In terms of adoption, there are two options: domestic (within your country) and international. If you’re interested in expanding your family through one of these routes, start by contacting your local adoption agency to explore what is involved in the process. There are different rules and regulations across countries in terms of their openness to accepting single men as adoptive parents. Agencies often hold information sessions that are a great way to learn some basic knowledge about this option.

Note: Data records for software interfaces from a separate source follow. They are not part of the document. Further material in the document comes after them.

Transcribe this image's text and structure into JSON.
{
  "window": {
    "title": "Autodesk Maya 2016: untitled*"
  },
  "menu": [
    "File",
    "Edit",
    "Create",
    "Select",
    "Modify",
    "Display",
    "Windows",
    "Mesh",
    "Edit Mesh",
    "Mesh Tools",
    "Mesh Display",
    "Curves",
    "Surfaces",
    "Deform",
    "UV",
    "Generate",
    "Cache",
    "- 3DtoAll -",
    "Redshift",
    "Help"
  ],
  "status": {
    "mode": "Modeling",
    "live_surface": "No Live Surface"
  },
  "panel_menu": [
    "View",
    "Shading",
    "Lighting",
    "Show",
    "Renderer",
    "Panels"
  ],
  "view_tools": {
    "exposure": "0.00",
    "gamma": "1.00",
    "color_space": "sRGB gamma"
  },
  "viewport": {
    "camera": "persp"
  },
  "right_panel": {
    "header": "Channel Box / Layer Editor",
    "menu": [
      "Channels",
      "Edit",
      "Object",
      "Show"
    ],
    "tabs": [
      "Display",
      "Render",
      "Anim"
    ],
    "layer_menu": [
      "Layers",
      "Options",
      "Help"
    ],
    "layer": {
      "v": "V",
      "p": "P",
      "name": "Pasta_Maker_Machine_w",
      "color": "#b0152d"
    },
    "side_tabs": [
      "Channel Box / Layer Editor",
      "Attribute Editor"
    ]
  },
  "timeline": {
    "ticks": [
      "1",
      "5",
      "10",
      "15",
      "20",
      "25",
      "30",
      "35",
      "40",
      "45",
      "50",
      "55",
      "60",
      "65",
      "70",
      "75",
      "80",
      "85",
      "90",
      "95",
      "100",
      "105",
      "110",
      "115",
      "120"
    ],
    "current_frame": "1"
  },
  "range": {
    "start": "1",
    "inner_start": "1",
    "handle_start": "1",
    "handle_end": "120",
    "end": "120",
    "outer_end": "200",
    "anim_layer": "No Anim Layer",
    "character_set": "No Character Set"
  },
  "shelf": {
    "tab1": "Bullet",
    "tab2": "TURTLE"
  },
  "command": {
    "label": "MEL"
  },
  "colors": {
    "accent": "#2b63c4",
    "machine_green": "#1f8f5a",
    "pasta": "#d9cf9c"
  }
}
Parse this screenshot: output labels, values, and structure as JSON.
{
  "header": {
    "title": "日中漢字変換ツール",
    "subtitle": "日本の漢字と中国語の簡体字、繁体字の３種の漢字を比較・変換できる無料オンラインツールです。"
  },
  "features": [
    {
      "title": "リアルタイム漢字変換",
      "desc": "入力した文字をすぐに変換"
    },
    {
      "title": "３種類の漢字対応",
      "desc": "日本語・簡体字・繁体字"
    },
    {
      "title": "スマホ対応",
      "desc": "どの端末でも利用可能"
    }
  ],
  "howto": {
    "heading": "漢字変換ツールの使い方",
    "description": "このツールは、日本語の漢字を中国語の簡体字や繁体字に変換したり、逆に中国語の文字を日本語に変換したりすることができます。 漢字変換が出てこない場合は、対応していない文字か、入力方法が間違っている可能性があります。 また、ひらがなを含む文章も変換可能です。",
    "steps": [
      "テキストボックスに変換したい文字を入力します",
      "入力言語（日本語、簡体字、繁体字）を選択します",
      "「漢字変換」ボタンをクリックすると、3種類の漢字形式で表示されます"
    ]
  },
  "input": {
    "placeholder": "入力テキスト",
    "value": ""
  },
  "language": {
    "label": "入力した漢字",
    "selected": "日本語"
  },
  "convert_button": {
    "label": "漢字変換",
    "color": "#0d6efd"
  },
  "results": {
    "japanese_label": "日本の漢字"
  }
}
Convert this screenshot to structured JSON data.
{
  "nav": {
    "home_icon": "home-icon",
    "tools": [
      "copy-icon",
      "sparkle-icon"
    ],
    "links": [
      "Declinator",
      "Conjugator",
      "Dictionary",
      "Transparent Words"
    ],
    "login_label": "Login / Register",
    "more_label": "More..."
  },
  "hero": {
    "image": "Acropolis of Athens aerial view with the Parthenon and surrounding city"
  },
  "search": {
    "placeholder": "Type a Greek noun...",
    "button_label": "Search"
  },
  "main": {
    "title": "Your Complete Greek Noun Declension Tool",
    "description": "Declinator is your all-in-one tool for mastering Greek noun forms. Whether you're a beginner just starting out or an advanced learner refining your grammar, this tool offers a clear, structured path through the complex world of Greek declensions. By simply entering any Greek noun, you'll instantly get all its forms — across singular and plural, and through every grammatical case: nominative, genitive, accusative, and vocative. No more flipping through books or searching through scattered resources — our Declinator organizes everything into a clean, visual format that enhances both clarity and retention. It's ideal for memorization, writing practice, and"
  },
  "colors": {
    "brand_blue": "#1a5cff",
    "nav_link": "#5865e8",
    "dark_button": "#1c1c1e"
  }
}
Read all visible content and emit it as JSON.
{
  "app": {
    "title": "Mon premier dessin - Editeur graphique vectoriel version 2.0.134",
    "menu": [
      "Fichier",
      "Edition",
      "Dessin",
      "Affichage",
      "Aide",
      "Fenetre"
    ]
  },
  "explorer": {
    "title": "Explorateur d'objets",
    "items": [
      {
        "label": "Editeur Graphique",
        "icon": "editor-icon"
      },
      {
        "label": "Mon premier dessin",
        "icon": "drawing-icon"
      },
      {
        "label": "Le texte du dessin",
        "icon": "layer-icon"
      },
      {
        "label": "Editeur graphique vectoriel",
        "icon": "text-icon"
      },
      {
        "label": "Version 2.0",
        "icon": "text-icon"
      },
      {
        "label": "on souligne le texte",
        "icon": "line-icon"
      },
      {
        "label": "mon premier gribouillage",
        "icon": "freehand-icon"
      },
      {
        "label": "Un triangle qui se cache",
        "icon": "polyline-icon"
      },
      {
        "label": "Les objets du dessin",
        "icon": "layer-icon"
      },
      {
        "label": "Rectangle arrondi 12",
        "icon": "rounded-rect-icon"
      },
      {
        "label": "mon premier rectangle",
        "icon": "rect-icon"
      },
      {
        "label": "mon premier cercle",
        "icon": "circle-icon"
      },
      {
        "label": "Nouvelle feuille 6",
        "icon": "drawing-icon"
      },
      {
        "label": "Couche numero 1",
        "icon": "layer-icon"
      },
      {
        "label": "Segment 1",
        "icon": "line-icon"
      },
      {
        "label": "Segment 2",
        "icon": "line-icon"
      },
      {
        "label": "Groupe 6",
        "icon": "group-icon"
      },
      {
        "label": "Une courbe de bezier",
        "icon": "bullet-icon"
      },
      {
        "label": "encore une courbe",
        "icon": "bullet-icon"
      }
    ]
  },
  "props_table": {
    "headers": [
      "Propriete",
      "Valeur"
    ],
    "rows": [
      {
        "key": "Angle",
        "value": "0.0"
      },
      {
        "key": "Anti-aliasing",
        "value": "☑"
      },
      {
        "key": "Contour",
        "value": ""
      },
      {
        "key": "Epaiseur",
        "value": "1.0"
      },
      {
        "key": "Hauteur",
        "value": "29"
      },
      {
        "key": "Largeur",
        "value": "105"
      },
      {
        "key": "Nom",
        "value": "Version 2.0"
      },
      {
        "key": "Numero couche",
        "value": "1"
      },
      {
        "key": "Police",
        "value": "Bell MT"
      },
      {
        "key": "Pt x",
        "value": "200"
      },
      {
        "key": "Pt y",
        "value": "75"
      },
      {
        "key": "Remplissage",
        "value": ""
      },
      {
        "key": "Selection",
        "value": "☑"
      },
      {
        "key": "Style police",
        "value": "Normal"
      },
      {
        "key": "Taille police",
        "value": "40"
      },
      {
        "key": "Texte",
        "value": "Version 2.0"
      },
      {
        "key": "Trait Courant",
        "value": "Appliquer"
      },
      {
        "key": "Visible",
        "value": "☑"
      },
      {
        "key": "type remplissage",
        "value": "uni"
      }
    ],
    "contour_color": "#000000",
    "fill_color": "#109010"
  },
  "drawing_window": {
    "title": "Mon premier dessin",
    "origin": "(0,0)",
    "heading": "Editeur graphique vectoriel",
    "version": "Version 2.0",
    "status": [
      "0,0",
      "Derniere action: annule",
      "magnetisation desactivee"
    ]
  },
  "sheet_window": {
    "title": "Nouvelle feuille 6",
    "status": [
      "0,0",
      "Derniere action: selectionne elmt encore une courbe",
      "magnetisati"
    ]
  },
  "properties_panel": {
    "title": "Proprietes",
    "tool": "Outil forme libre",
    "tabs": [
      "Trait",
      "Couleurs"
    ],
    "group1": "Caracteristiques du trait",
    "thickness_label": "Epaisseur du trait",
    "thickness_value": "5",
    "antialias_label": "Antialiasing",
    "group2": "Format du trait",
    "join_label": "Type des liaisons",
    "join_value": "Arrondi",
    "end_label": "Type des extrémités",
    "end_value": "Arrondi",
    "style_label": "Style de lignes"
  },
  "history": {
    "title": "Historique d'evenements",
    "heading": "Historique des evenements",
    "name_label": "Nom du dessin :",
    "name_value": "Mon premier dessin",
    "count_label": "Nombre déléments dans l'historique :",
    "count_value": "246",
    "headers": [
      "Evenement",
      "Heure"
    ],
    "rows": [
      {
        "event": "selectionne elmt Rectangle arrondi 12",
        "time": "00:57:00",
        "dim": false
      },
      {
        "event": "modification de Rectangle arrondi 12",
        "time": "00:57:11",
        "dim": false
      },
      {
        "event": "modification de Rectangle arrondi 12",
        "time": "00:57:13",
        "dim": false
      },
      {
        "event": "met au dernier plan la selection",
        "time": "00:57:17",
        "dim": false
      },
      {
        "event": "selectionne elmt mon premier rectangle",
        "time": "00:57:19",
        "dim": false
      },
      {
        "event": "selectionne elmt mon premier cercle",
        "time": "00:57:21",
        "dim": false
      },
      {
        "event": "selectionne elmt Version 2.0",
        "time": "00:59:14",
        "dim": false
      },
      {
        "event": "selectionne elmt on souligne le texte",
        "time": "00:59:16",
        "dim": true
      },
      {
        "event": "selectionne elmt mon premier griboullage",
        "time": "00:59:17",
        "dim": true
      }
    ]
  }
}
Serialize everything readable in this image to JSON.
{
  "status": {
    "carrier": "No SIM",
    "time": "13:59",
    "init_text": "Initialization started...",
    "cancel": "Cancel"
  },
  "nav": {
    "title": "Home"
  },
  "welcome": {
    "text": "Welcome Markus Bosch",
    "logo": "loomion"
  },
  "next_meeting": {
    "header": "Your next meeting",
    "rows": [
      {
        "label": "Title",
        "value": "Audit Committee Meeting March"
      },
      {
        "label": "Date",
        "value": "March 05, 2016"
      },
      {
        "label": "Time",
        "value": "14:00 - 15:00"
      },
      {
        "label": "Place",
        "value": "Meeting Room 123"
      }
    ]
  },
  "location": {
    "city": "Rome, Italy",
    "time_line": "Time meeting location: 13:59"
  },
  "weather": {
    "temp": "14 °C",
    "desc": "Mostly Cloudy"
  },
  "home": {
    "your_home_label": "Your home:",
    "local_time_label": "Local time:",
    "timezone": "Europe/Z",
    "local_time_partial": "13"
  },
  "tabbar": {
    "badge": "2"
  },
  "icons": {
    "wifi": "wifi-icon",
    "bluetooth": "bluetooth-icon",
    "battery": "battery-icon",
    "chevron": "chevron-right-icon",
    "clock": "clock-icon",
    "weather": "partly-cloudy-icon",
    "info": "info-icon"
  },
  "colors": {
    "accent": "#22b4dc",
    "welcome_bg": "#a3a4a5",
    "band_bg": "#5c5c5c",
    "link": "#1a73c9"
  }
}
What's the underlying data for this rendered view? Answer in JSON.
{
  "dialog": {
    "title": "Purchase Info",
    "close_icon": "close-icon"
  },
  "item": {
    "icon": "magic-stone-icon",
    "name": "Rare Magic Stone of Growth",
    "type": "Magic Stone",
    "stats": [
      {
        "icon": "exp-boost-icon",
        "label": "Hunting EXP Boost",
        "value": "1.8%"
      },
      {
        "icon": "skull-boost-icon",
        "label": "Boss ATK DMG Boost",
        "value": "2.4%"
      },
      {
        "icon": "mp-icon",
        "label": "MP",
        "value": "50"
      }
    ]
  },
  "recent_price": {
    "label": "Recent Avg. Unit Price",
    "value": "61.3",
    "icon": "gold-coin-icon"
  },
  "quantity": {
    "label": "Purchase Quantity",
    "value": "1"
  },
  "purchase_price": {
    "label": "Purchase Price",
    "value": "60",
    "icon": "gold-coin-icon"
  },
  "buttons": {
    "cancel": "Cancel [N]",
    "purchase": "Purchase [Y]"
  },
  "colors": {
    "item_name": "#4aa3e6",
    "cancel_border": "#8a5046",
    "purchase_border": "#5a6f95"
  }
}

If you want to have a child that is genetically related to you, you may consider using an egg donor and/or surrogate. In the case of traditional surrogacy, a woman agrees to be inseminated using your sperm and uses her own eggs to conceive the child. She carries the child and relinquishes the child to you when s/he is born. In the case of egg donation and gestational surrogacy, eggs are donated by a known or anonymous egg donor, then they are fertilized with your sperm in the laboratory of a fertility clinic. The resulting embryos are transferred into the uterus of another woman (the gestational surrogate) who carries the child and relinquishes the child to you at birth. This second option is considerably more costly, as it requires the egg donor to go through the first half of an IVF cycle, and the gestational carrier to go through the second half of the cycle. There are also important legal implications involved with egg donation and both types of surrogacy. For example, most countries require a surrogacy agreement created with the assistance of a lawyer. If you’re considering this option, consult with a lawyer with expertise in third party reproduction to make sure that you’re covering your bases.
In some countries such as Canada, egg donation and surrogacy is legal, but must be “altruistic” – meaning that paying a woman for her eggs or for carrying the pregnancy is not allowed beyond reimbursement for related expenses. In this case, often a woman known to you may agree to be an egg donor or surrogate to help you become a parent. In countries such as the United States, fertility clinics and agencies connect individuals with egg donors and surrogates for a fee, and the egg donor and surrogate are paid for their services, offering you more options. Laws regarding payment differ across countries, so you need to do your research.
Regarding the third option, some single men choose to co-parent with a single female friend who also wants to have a child but also has not found a suitable partner with whom to parent. In this case, your friend could be inseminated with your sperm. Before entering into this type of co-parenting arrangement it is very important to discuss your preferences and expectations regarding roles, boundaries, and responsibilities – to ensure that you’re both on the same page. Involving a lawyer in drafting a parenthood agreement is highly recommended, as well as speaking with a counsellor.
Whatever option you choose, I invite you to embrace it as a viable alternative, not a “second best option.” Although your path to fatherhood may be different than you expected, if becoming a dad is important to you and you feel you are ready and willing to make a commitment to raising a child, that’s what matters most.